== Segment start ==

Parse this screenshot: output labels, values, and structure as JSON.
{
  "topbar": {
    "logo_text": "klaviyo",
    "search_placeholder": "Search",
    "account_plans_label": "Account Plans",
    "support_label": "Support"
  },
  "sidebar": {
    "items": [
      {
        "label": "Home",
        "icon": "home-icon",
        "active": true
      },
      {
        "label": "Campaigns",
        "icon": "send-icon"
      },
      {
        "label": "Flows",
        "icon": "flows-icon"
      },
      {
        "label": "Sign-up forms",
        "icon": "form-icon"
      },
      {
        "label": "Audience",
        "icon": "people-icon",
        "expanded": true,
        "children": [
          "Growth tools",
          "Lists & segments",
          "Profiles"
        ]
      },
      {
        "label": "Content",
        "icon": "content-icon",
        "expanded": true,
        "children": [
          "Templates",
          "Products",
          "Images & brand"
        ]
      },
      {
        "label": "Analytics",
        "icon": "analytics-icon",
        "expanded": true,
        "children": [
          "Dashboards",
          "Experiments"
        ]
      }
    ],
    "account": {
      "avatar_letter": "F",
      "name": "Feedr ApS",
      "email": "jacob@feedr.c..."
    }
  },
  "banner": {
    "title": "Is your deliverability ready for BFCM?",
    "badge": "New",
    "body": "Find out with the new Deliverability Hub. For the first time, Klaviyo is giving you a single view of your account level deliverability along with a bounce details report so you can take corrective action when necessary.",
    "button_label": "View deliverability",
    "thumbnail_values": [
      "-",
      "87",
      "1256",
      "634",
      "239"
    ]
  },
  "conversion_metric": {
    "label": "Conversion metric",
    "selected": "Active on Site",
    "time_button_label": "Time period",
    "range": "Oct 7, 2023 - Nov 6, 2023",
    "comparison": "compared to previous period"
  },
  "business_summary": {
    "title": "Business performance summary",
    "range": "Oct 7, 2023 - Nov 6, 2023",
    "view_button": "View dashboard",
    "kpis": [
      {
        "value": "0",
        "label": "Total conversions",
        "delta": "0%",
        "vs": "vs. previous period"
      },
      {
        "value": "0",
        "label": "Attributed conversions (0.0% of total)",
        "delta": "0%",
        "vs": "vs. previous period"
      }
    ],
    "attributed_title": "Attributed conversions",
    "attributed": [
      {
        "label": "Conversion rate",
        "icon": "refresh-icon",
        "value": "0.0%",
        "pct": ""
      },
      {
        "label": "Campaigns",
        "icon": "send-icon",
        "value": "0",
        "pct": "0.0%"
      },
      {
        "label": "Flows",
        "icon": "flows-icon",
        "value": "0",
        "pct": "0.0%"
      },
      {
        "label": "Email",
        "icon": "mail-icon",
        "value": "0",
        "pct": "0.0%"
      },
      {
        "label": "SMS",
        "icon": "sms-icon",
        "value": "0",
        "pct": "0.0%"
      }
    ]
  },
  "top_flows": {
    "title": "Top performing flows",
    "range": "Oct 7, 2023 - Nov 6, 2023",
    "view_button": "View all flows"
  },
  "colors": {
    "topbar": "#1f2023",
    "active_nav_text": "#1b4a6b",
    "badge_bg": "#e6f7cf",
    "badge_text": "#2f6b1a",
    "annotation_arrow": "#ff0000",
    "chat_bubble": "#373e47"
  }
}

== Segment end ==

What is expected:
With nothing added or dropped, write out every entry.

Problem solution:
Parse this screenshot: output labels, values, and structure as JSON.
{
  "topbar": {
    "logo_text": "klaviyo",
    "search_placeholder": "Search",
    "account_plans_label": "Account Plans",
    "support_label": "Support"
  },
  "sidebar": {
    "items": [
      {
        "label": "Home",
        "icon": "home-icon",
        "active": true
      },
      {
        "label": "Campaigns",
        "icon": "send-icon"
      },
      {
        "label": "Flows",
        "icon": "flows-icon"
      },
      {
        "label": "Sign-up forms",
        "icon": "form-icon"
      },
      {
        "label": "Audience",
        "icon": "people-icon",
        "expanded": true,
        "children": [
          "Growth tools",
          "Lists & segments",
          "Profiles"
        ]
      },
      {
        "label": "Content",
        "icon": "content-icon",
        "expanded": true,
        "children": [
          "Templates",
          "Products",
          "Images & brand"
        ]
      },
      {
        "label": "Analytics",
        "icon": "analytics-icon",
        "expanded": true,
        "children": [
          "Dashboards",
          "Experiments"
        ]
      }
    ],
    "account": {
      "avatar_letter": "F",
      "name": "Feedr ApS",
      "email": "jacob@feedr.c..."
    }
  },
  "banner": {
    "title": "Is your deliverability ready for BFCM?",
    "badge": "New",
    "body": "Find out with the new Deliverability Hub. For the first time, Klaviyo is giving you a single view of your account level deliverability along with a bounce details report so you can take corrective action when necessary.",
    "button_label": "View deliverability",
    "thumbnail_values": [
      "-",
      "87",
      "1256",
      "634",
      "239"
    ]
  },
  "conversion_metric": {
    "label": "Conversion metric",
    "selected": "Active on Site",
    "time_button_label": "Time period",
    "range": "Oct 7, 2023 - Nov 6, 2023",
    "comparison": "compared to previous period"
  },
  "business_summary": {
    "title": "Business performance summary",
    "range": "Oct 7, 2023 - Nov 6, 2023",
    "view_button": "View dashboard",
    "kpis": [
      {
        "value": "0",
        "label": "Total conversions",
        "delta": "0%",
        "vs": "vs. previous period"
      },
      {
        "value": "0",
        "label": "Attributed conversions (0.0% of total)",
        "delta": "0%",
        "vs": "vs. previous period"
      }
    ],
    "attributed_title": "Attributed conversions",
    "attributed": [
      {
        "label": "Conversion rate",
        "icon": "refresh-icon",
        "value": "0.0%",
        "pct": ""
      },
      {
        "label": "Campaigns",
        "icon": "send-icon",
        "value": "0",
        "pct": "0.0%"
      },
      {
        "label": "Flows",
        "icon": "flows-icon",
        "value": "0",
        "pct": "0.0%"
      },
      {
        "label": "Email",
        "icon": "mail-icon",
        "value": "0",
        "pct": "0.0%"
      },
      {
        "label": "SMS",
        "icon": "sms-icon",
        "value": "0",
        "pct": "0.0%"
      }
    ]
  },
  "top_flows": {
    "title": "Top performing flows",
    "range": "Oct 7, 2023 - Nov 6, 2023",
    "view_button": "View all flows"
  },
  "colors": {
    "topbar": "#1f2023",
    "active_nav_text": "#1b4a6b",
    "badge_bg": "#e6f7cf",
    "badge_text": "#2f6b1a",
    "annotation_arrow": "#ff0000",
    "chat_bubble": "#373e47"
  }
}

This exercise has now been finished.